To mark International Women’s Day today (8 March) we have searched our archives at the Bedfordshire Police Museum to celebrate significant female officers through the ages.
In 1946, the then Chief Constable, Mr William Willis, actively strove to recruit female officers and the first recruits were Irene Walters and Maud Lawrence. The following year, WPC Olive Canniford was appointed at the age of 27. Prior to this there had been a large number of members of the Women’s Auxiliary Police Corps (WAPC) during World War I and II. But as these were wartime volunteers, they were stood down once the wars were over. However, women had proved themselves providing a much needed resource. Olive had been a member of the WAPC.

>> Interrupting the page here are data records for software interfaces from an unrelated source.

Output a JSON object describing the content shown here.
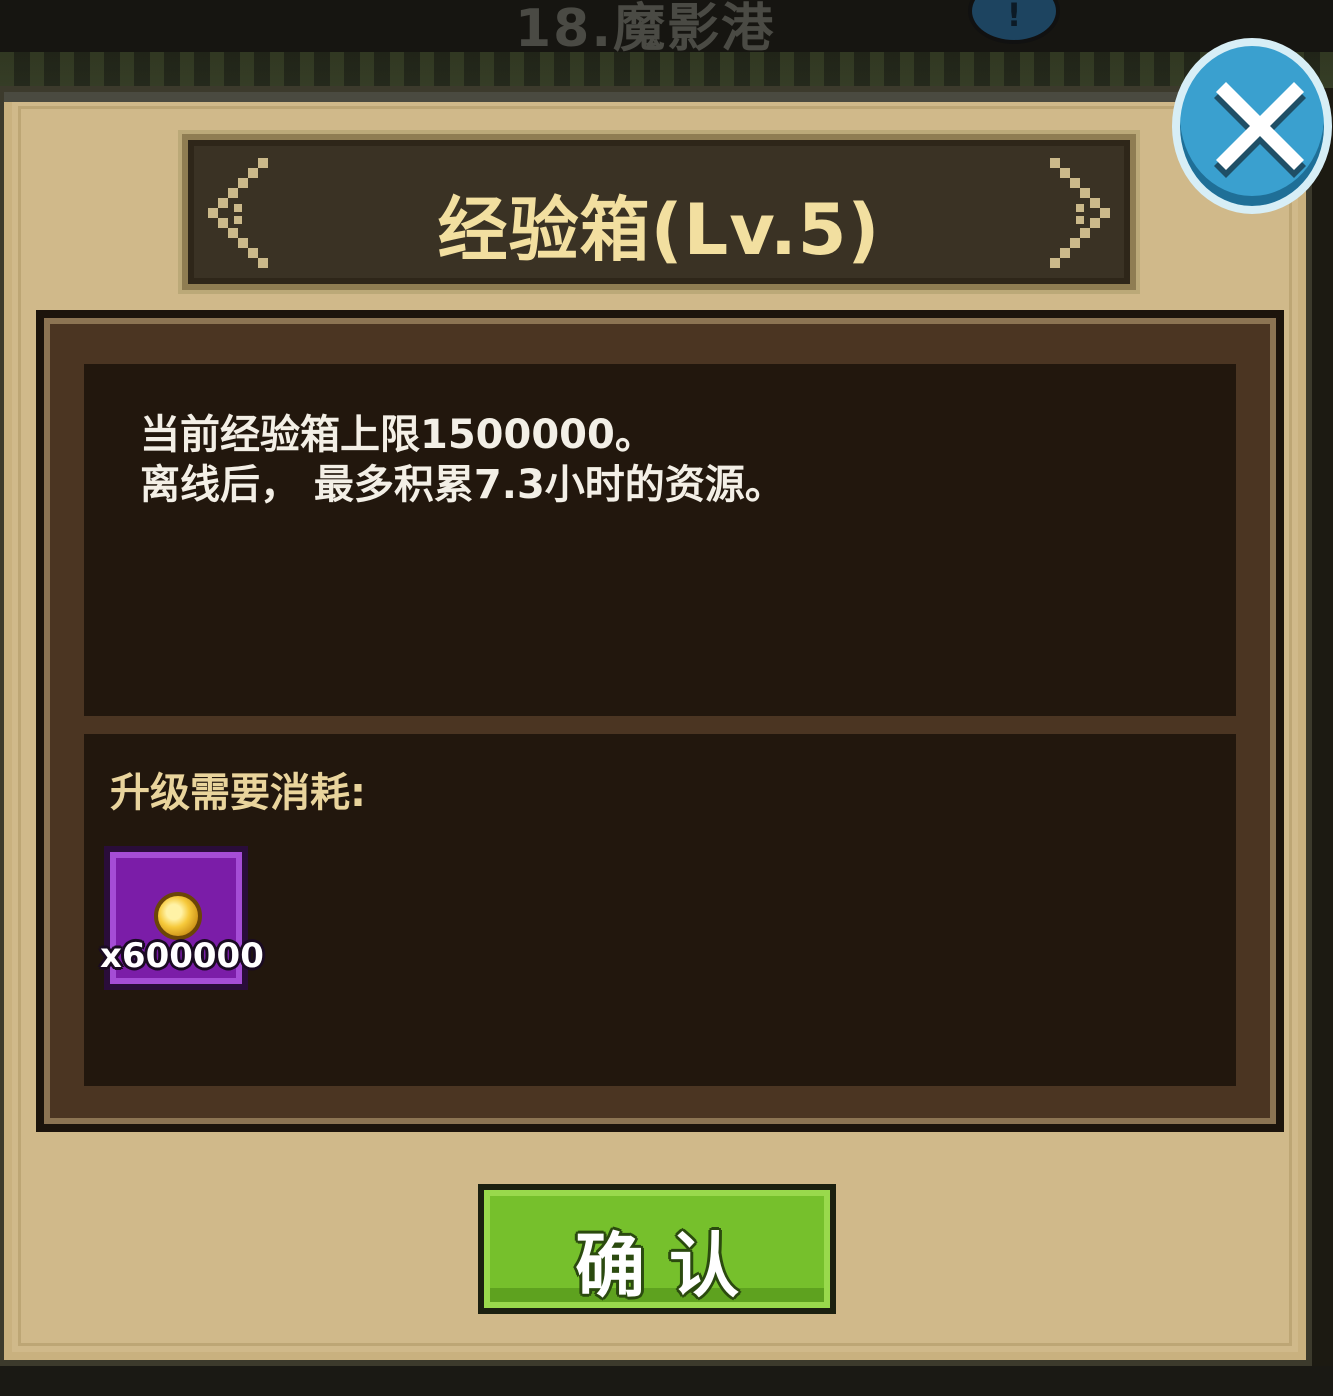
{
  "background": {
    "stage_title": "18.魔影港"
  },
  "dialog": {
    "title": "经验箱(Lv.5)",
    "info": {
      "line1": "当前经验箱上限1500000。",
      "line2": "离线后， 最多积累7.3小时的资源。"
    },
    "cost": {
      "label": "升级需要消耗:",
      "items": [
        {
          "icon": "gold-coin-icon",
          "amount": "x600000"
        }
      ]
    },
    "confirm_label": "确认",
    "close_icon": "close-icon"
  },
  "colors": {
    "panel_bg": "#d0b98a",
    "title_text": "#f2dfa0",
    "info_text": "#f3efe6",
    "confirm_green": "#76c02c",
    "close_blue": "#3aa0cf",
    "item_purple": "#7b1da8"
  }
}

Following World War II women slowly began to be accepted into the force as a separate entity when the Police Women’s Department was formed and remained until the mid-1970s. They were paid less than their male counterparts and were principally engaged in dealing with matters involving women and children.
However, the Special Constabulary has always played a significant part in the policing of Bedfordshire and in 1962 a Woman Special Constable (WSC) 146 Chalkley was appointed and posted to D Division in Biggleswade where she worked alongside male officers. WSC 278 Gould was also posted to Biggleswade in 1967.
In 1969 Carole Groom (now Phillips) became a WPC, and in 1974 she submitted a report requesting that female officers be integrated into regular full time frontline policing in Bedfordshire. The scheme proved successful and after six months received the full backing of Chief Constable Armstrong.
The following year, the Sex Discrimination Act was introduced which ensured that women were treated equally in the workplace, but thanks to Carole it happened sooner at Bedfordshire Police.
There had been campaigns to attract more females into Policing and by 1995, there was a fairly even balance of PCs and WPCs in Bedfordshire on the front line. The biggest difference was found in the uniform and equipment as WPCs were issued skirts, handbags and a mini truncheon that was completely ineffective. WPCs were issued with a small hosiery allowance and females were expected to buy the same colour and denier tights within their team to provide a uniform look.
Inspector Vicky Miller, who joined the force in 1991 at the age of 19, recounts how looking back it was like the TV show Life on Mars. She said as a WPC in the early 90s she received the same training as her male counterparts and was expected to carry out the same role.
At the time there was no body armour, no CS/Parva incapacitant spray and handcuffs were joined together with a small chain rather than the bar that we use today.
Insp Miller said: “We were aware that our personal protection equipment was inadequate and often complained to our Supervisors about the risks posed to us. There were no mobile phones in those days and the radio coverage was sporadic, particularly in some areas of Bedfordshire. We did, however always look smart as we wore tunics, hats and highly polished footwear and we spent a considerable amount of our time on footbeat.”
She explains: “There has been a massive cultural shift in the way women are treated in policing. Carole Phillips was my Chief Inspector in the early noughties and I was thankful that I was not policing in an era where my primary role was to deal with women and children. Carole was highly respected and a good role model for younger female officers. I have seen significant increase in females working in diverse roles and ranks and I have also witnessed the struggles for some women who campaigned for equality in dog handling, firearms and CID roles.
“I recall being told in training that one day officers would be able to complete a Crime Report on a computer. We laughed at the thought of this, yet here we are 28 years later with technology outstripping all other advances in policing.
“Modern Policing is a challenge for all officers at times and I take my hat off to the younger female and male officers that put themselves on the frontline today.”
Bedfordshire Police has since been led by two female Chief Constables and today has women in many top ranking roles.
Detective Superintendent Liz Mead is our Head of Crime, Detective Superintendent Jo Walker heads up the collaborated Major Crime Unit, our Eastern Region Specialised Crime Unit (ERSOU) has recently appointed Hannah Wilkinson as its new female head, Kathryn Holloway is Bedfordshire’s Police and Crime Commissioner and her Chief Executive is Clare Kelly.
We also have a female Assistant Chief Constable, Dr Jackie Sebire, who will be speaking next week to the Commission on the Status of Women at the United Nations Headquarters in New York. She will address the global stage about why gender equality in policing is so important in increasing women’s access to justice.
ACC Sebire concludes: “Thirty or even 20 years ago it would have been unheard of for a senior female police officer to be addressing the UN, let alone for the UN to discussing women in policing, which shows what a long way policing has come in closing the gap between male and female officers.”